The world rejoiced when a pair of coronavirus vaccines were announced at the end of last year — a feat previously thought to have been unimaginable but made possible by President Trump’s Operation Warp Speed.
The vaccines were swiftly developed and tested — within months — then produced, and distributed to people across the United States and Europe.
All that is remaining is for people who need to or wish to take the vaccine to do so.
As Axios reports, the U.K. has a limited supply of the Pfizer vaccine and are quickly distributing single-doses of the vaccine to everyone who needs it: “to give as many people in at-risk groups their first dose, rather than providing the required two doses in as short a time as possible.”
The problem is: The Pfizer vaccine has a 2-dose requirement.
So, the U.K. is handing out all their doses to individuals rather than keeping the second-dose readily available for those who took the first dose.
The company pushed back on the strategy, admitting they had “no data” to support that the single-dose would aid in curing or preventing the coronavirus.
- Pfizer confirmed in response that although some protection appears to begin as early as 12 days after the first dose, two doses of the vaccine — separated by three weeks — is the only regimen that proved to be 95% effective in Phase 3 trials.
- “Everyone will still receive their second dose and this will be within 12 weeks of their first,” the U.K. government added in a statement. “The second dose completes the course and is important for longer term protection.”

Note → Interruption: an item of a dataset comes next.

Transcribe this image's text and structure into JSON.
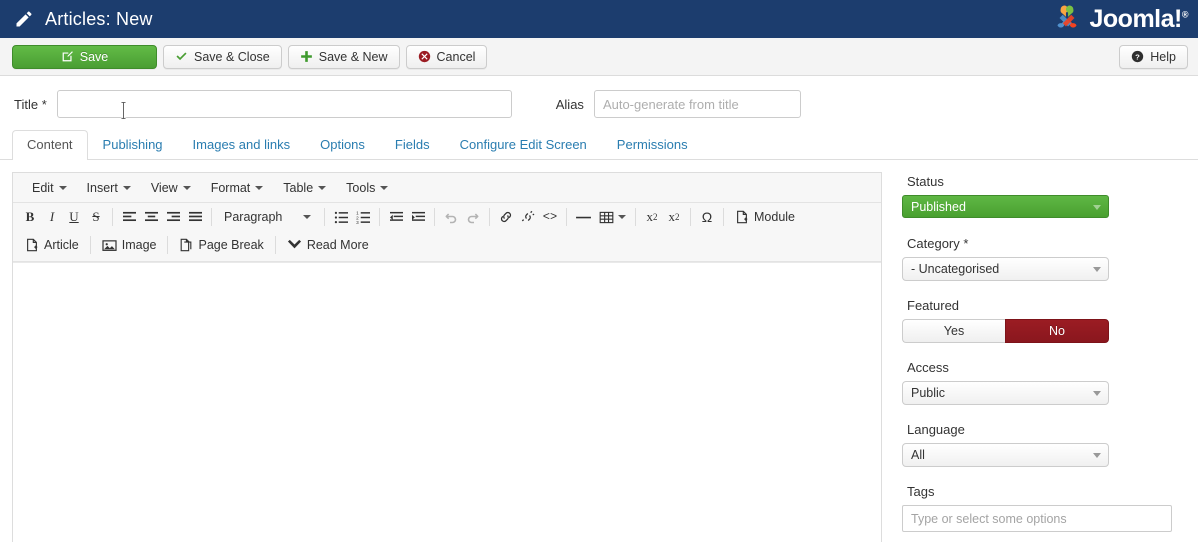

“Pfizer’s warning comes as many countries, including the U.S., debate how to rapidly deploy the vaccines in the most effective way possible,” the report adds. “The U.S. is on pace to fall far below its target of vaccinating 20 million people by the end of 2020, with only 3 million single-doses administered as of Wednesday night.”